My observation of Europeans shows that they tend to be more creative, more patient calmer and more worldly and aware of other cultures. I heard a statistic that over 80% of North Americans don’t have a passport while in Europe it is the exact opposite. North Americans assume that just because they’re bargaining in another country the deal will be signed as soon as they get there..
People from the North America to favour strict scheduling with meetings have fixed start and end times, and follow a set agenda. It is considered rude or disrespectful to arrive late Europeans view the schedule as fluid, and they may arrive late for meetings. Americans tend to keep business and social events separate. Negotiations take place in a meeting room, and socializing happens at a different time and place. Eurpopeans view negotiation and socializing as part of the same ceremonial process. In Europe it is important to address people using their academic title, for instance, someone with a PhD should be addressed as Doctor in those countries however Northa Americans are often far more casual and not so formal
4. You are organising one of the biggest mediation conference in the region. What was the motivation to do so? Could you tell us more about the conference?
My motivation in the Asia Pacific Region was the same motivation that I had when I first promoted mediation in Canada in the 1990’s. I truly believe in mediation as an effective timely means to resolve disputes. I am a resident in Vietnam and married to a Vietnamese and have three sons. So this is my home, I feel I am a pioneer in online dispute resolution especially when dealing with disputes in E- Commmerce. As you can see in this chart that the Asia Pacific region has the worlds highest E-Commerce share of total Retail Sales. For example more people are using mobile banking in the region than most regions of the US and Eastern Europe.
Also I chose Da Nang Vietnam in November as the place and time where over 20 world leaders will be attending the APEC which finishes right after our ODR conference begins.
Da Nang will be a very fascinating and powerful place this November with a lot of decisions being made that will affect many companies and organizations in the region. We have over 40 international speakers from 15 different countries coming and about 10 Expert speakers on ODR such as Colin Rule as Keynote speaker.
5. Where do you see ADR in 5 years from now?
I see a growing trend that ODR will be used not just law but for resolving disputes at schools and workplace like Cyber Bullying and train- the trainer programs for Human Resources.
But five years from now? I think it is unpredictable since now we are in the exponential phase of human potential that is combining with artificial intelligence as indicated in this chart below. I think AI is going to play a great of our lives. I am embracing AI right now because I know it will assist us but I agree with Elon Musk and Stephen Hawkings that eventually destroy us in the next few centuries so we are safe for now.
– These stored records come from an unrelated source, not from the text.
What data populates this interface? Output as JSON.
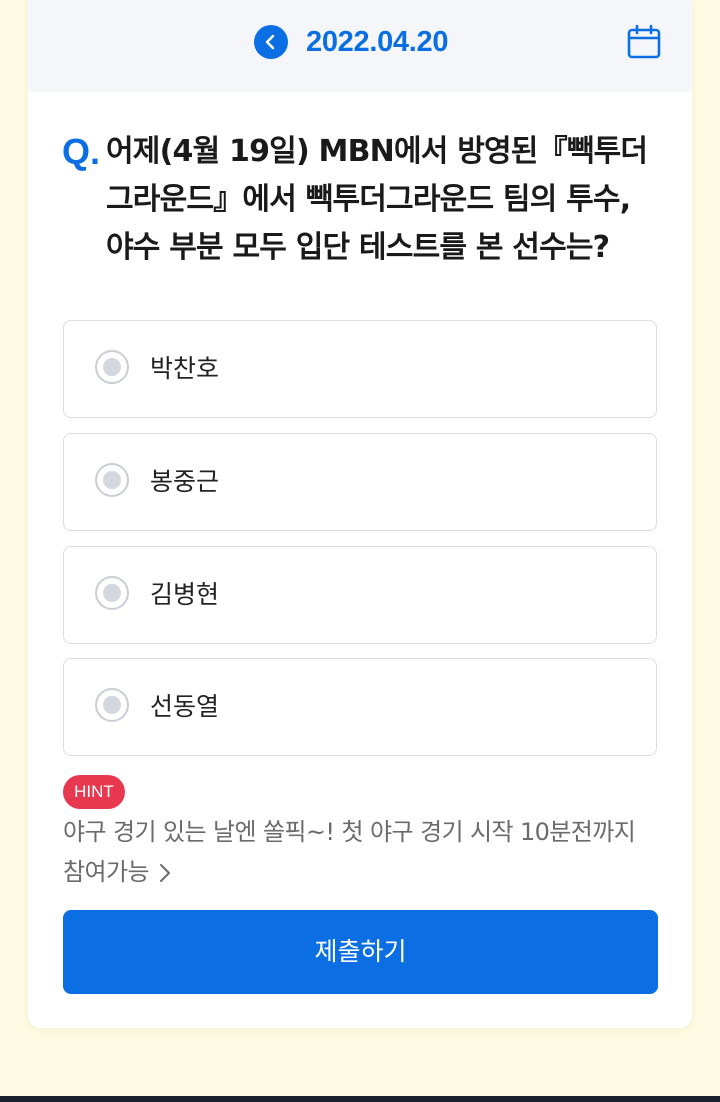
{
  "header": {
    "date": "2022.04.20",
    "prev_icon": "chevron-left-icon",
    "calendar_icon": "calendar-icon"
  },
  "question": {
    "mark": "Q.",
    "lines": [
      "어제(4월 19일) MBN에서 방영된『빽투더",
      "그라운드』에서 빽투더그라운드 팀의 투수,",
      "야수 부분 모두 입단 테스트를 본 선수는?"
    ]
  },
  "options": [
    {
      "label": "박찬호",
      "selected": false
    },
    {
      "label": "봉중근",
      "selected": false
    },
    {
      "label": "김병현",
      "selected": false
    },
    {
      "label": "선동열",
      "selected": false
    }
  ],
  "hint": {
    "badge": "HINT",
    "line1": "야구 경기 있는 날엔 쏠픽~! 첫 야구 경기 시작 10분전까지",
    "line2": "참여가능"
  },
  "submit_label": "제출하기",
  "colors": {
    "accent": "#0b6fe3",
    "hint_badge": "#e8384f",
    "page_background": "#fdfbe3"
  }
}
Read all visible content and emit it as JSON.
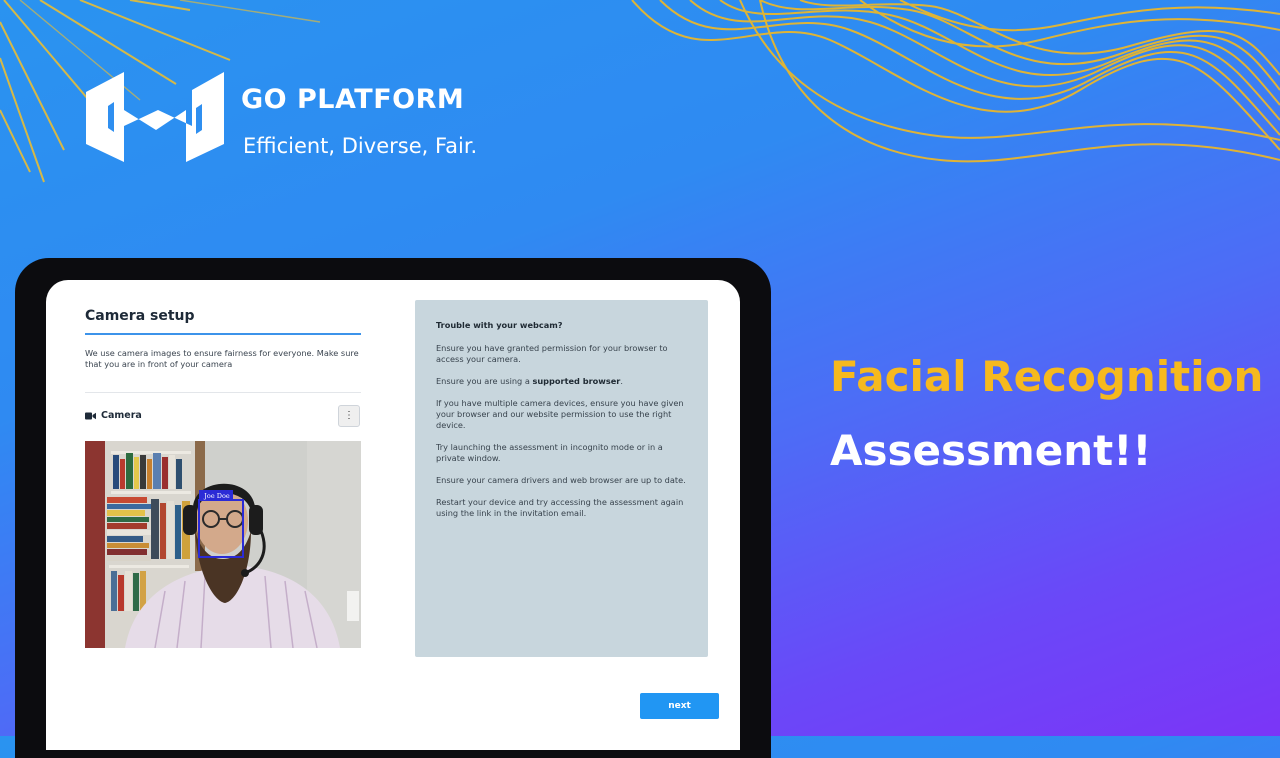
{
  "brand": {
    "name": "GO PLATFORM",
    "tagline": "Efficient, Diverse, Fair."
  },
  "headline": {
    "line1": "Facial Recognition",
    "line2": "Assessment!!"
  },
  "setup": {
    "title": "Camera setup",
    "intro": "We use camera images to ensure fairness for everyone. Make sure that you are in front of your camera",
    "camera_label": "Camera",
    "menu_glyph": "⋮",
    "face_tag": "Joe Doe",
    "next_label": "next"
  },
  "help": {
    "heading": "Trouble with your webcam?",
    "tip1": "Ensure you have granted permission for your browser to access your camera.",
    "tip2_prefix": "Ensure you are using a ",
    "tip2_bold": "supported browser",
    "tip2_suffix": ".",
    "tip3": "If you have multiple camera devices, ensure you have given your browser and our website permission to use the right device.",
    "tip4": "Try launching the assessment in incognito mode or in a private window.",
    "tip5": "Ensure your camera drivers and web browser are up to date.",
    "tip6": "Restart your device and try accessing the assessment again using the link in the invitation email."
  },
  "colors": {
    "accent_blue": "#2196f3",
    "headline_yellow": "#f6b91e",
    "panel_gray": "#c8d6dd",
    "face_box": "#2b2bd6"
  },
  "icons": {
    "logo": "go-platform-logo",
    "camera": "video-camera-icon",
    "menu": "kebab-menu-icon"
  }
}
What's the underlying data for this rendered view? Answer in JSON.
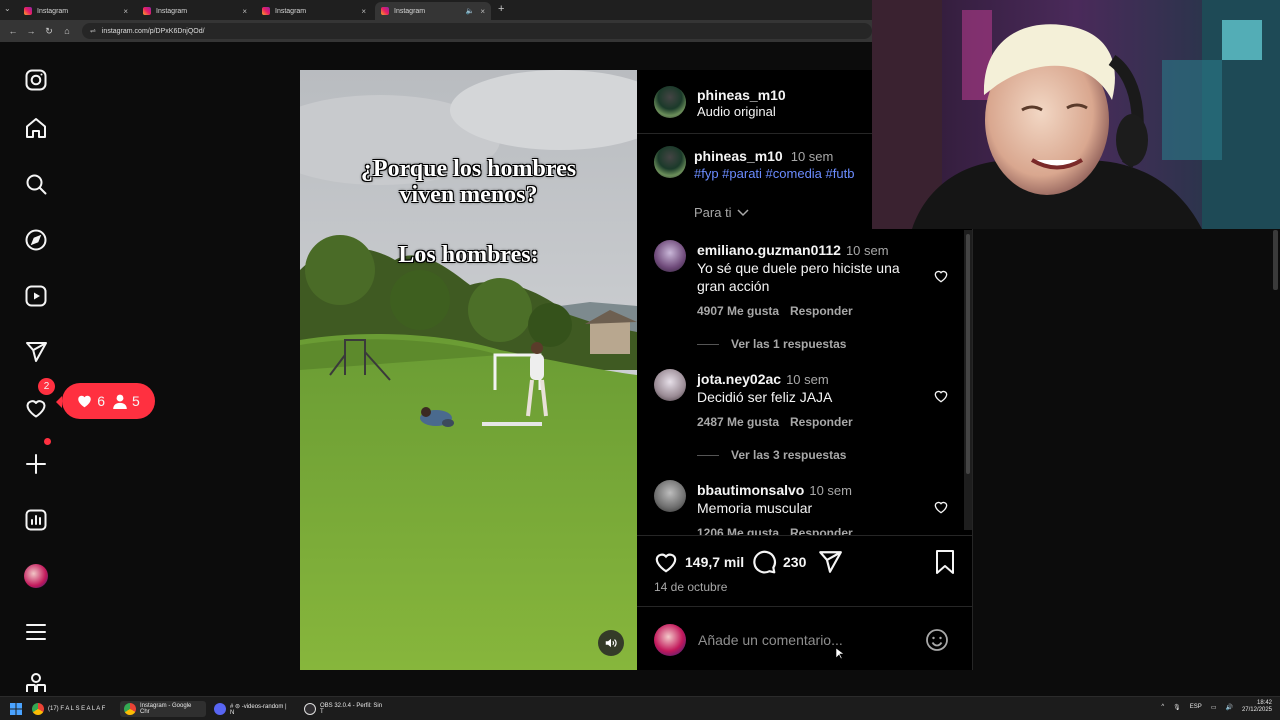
{
  "browser": {
    "tabs": [
      {
        "title": "Instagram",
        "active": false
      },
      {
        "title": "Instagram",
        "active": false
      },
      {
        "title": "Instagram",
        "active": false
      },
      {
        "title": "Instagram",
        "active": true
      }
    ],
    "url": "instagram.com/p/DPxK6DnjQOd/"
  },
  "sidebar": {
    "messages_badge": "2",
    "notifications_popup": {
      "likes": "6",
      "follows": "5"
    },
    "items": [
      "instagram-logo",
      "home-icon",
      "search-icon",
      "explore-icon",
      "reels-icon",
      "messages-icon",
      "notifications-icon",
      "create-icon",
      "dashboard-icon",
      "profile-avatar",
      "menu-icon",
      "apps-icon"
    ]
  },
  "video": {
    "caption_line1": "¿Porque los hombres",
    "caption_line2": "viven menos?",
    "caption_line3": "Los hombres:"
  },
  "post": {
    "author": "phineas_m10",
    "audio": "Audio original",
    "caption_author": "phineas_m10",
    "caption_time": "10 sem",
    "hashtags": "#fyp #parati #comedia #futb",
    "sort_label": "Para ti",
    "likes": "149,7 mil",
    "comments_count": "230",
    "date": "14 de octubre",
    "comment_placeholder": "Añade un comentario..."
  },
  "comments": [
    {
      "user": "emiliano.guzman0112",
      "time": "10 sem",
      "text_line1": "Yo sé que duele pero hiciste una",
      "text_line2": "gran acción",
      "likes": "4907 Me gusta",
      "reply": "Responder",
      "view_replies": "Ver las 1 respuestas"
    },
    {
      "user": "jota.ney02ac",
      "time": "10 sem",
      "text_line1": "Decidió ser feliz JAJA",
      "likes": "2487 Me gusta",
      "reply": "Responder",
      "view_replies": "Ver las 3 respuestas"
    },
    {
      "user": "bbautimonsalvo",
      "time": "10 sem",
      "text_line1": "Memoria muscular",
      "likes": "1206 Me gusta",
      "reply": "Responder"
    }
  ],
  "taskbar": {
    "items": [
      "(17) F A L S E A L A F",
      "Instagram - Google Chr",
      "# ⊜ -videos-random | N",
      "OBS 32.0.4 - Perfil: Sin T"
    ],
    "lang": "ESP",
    "time": "18:42",
    "date": "27/12/2025"
  },
  "colors": {
    "accent_red": "#ff3040",
    "hashtag_blue": "#6b8cff",
    "panel_bg": "#000000"
  }
}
6. What do you think of Youstice? How does it affect and change the ADR landscape?
I have a lot in common with Youstice since I feel we are leaders of the trend and pioneers in this field and I want to cultivate e-commerce in the Asia Pacific region through our collaboration. I think we should not think of ourselves as separate nations but as a family working together to achieve peace. Their initatives in resolving disputes online makes sense we all shop online and do transactions online every day. I am working right in the middle of one of the e-commerce markets of the world it so it makes sense to collaborate on resolving retail shopping claims.
Youstice has credibility since they comply with the new EU legislation on out-of-court resolution of consumers’ disputes. Include Youstice into your certification process and credible industry standards which you have in Europe but is lacking in the Asia Pacific Region I see a lot of growth in our collaboration in the domestic and international e-commerce and retail sectors.
7. What do President Donald Trump and Canadian Prime Minister Justin Trudeau have in common?